It was an extremely rough winter and coupled with my chronic fatigue and being stuck at a job that sucked the life out me, my mind was a hospitable place.
The following February I got laid off from my job and saw an opportunity for an escape.
I immediately bought a one way plane ticket to Mexico and three days later I was sipping a Corona in Cancun.
A Much Needed Change Of Scenery
A massive weight lifted off my chest as I felt the humidity of the Mexican air hit me as I exited the plane.
Travelling provides a sense of freedom and adventure you simply cannot experience by any other means.
One week prior, I was locking myself in my room overwhelmed by feelings of despair and the next I was scuba diving through coral reefs.
I was meeting new people and making friends from all over the world.
To keep myself busy, I got involved volunteering at a hostel and I lived in a traveler house with eight other people. Never in my life will I forget those experiences.
Imagine waking up every day to birds chirping and the sun shining. All of your time is free time, and your work life is 1000’s of kilometers away from you.
While I still dealt with some personal issues whilst travelling, I was too overwhelmed by positive experiences to notice all that much.
I flushed out my depression with constant adventure and excitement.
As I look back a year later, a smile immediately strikes my face.
Travelling Provides New Perspective
If you spend all of your time in a first world nation, you never have the opportunity to feel grateful for the little things in life.
Something as simple as having dinner every night is a luxury many people do not know.
Everyday things in life such as hot showers, a comfortable bed, or going to the mall were so ingrained in my daily life that I never took the time to truly appreciate them.
My life could look so much different.
Had I been born in Mexico, there is a high chance I could have died from cancer. Instead, thanks to Canadian healthcare, I live to talk about it.
If I was born in Thailand I’d likely have to work 12 hours a day to support my family.
With the fatigue I’ve faced, eight hours a day feels excessive. Additionally I have access to modern medicine to help with the health problems I have faced.
Last But Not Least, You See The True Meaning Of Happiness.
Despite all the poverty I saw, people were happy.
In Mexico happiness does not revolve around the newest iPhone or fastest car.
Western culture places so much emphasis on materials. It is no wonder rates of depression have never been higher.
People assume their self worth is directly related to the assets they own.
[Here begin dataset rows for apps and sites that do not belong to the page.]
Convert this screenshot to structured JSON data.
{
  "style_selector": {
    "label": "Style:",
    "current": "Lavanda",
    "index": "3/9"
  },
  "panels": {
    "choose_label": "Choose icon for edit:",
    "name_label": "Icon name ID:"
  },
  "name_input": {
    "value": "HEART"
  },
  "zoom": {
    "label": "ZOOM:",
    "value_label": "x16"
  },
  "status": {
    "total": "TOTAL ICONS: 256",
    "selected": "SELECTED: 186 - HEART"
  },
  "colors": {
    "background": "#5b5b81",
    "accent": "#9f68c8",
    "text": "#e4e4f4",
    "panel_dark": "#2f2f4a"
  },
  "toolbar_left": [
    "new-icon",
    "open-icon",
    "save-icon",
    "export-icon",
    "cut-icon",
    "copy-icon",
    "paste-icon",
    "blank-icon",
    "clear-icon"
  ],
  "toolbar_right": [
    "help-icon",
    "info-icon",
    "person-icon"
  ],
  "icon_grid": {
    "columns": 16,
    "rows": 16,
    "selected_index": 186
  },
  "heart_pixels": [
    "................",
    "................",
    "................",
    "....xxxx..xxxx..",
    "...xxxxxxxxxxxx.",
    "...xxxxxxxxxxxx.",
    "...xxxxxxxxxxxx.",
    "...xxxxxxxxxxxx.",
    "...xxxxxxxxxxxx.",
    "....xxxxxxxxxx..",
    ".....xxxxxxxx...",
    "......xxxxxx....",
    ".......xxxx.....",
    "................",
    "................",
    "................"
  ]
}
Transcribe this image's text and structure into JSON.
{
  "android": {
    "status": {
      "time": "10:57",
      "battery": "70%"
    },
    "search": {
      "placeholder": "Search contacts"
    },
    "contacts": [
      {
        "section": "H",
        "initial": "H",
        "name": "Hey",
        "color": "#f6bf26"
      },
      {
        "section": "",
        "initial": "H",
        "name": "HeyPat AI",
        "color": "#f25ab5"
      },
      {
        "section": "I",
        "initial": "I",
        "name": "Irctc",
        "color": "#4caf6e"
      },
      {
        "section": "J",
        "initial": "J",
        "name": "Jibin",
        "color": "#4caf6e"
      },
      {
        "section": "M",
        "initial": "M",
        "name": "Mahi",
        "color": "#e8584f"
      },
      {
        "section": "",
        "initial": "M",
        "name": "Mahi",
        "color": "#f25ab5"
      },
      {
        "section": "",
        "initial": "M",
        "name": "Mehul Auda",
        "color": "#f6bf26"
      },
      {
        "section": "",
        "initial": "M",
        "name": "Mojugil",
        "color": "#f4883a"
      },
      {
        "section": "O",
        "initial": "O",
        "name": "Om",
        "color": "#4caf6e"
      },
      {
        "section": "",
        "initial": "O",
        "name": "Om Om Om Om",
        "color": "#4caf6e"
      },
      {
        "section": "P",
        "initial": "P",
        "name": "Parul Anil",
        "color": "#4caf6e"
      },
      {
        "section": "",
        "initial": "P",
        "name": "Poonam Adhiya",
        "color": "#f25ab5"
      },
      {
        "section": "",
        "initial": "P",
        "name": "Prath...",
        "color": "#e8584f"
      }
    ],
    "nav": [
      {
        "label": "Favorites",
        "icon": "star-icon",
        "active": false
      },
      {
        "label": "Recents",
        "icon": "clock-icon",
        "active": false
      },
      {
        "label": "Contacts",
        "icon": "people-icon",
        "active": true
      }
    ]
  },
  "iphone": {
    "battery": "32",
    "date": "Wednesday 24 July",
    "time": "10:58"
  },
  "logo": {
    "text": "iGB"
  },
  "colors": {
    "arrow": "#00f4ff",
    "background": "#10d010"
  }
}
Travelling opened my eyes to the three things I needed in life:
- Good Friends And Relationships
Upon reading The Four Hour Workweek by Timothy Ferris, I came across a story that forever cemented this idea into my brain.
If you wish to read the story you can find it here: Fables And Fortune Hunters
Best Of All
I was spending less money travelling than I was living at home.
Staying in hostels can cut your trip expenses in half. If you are looking to meet new people, hostels are the only way to go.
I still love to take as many mini-vacations as I possibly can. With websites like Hotwire, it is easy to snag last minute hotels at nearly half price.
Nothing can cheer me up and crush my depression faster than a spontaneous vacation!
You Still With Me?
I hope you enjoyed the tips/reflections provided in this article, however we are just scratching the surface.
There is a lot more to talk about and since this article is getting quite in depth, we are going to split it up into a two part series.
Catch part 2 here!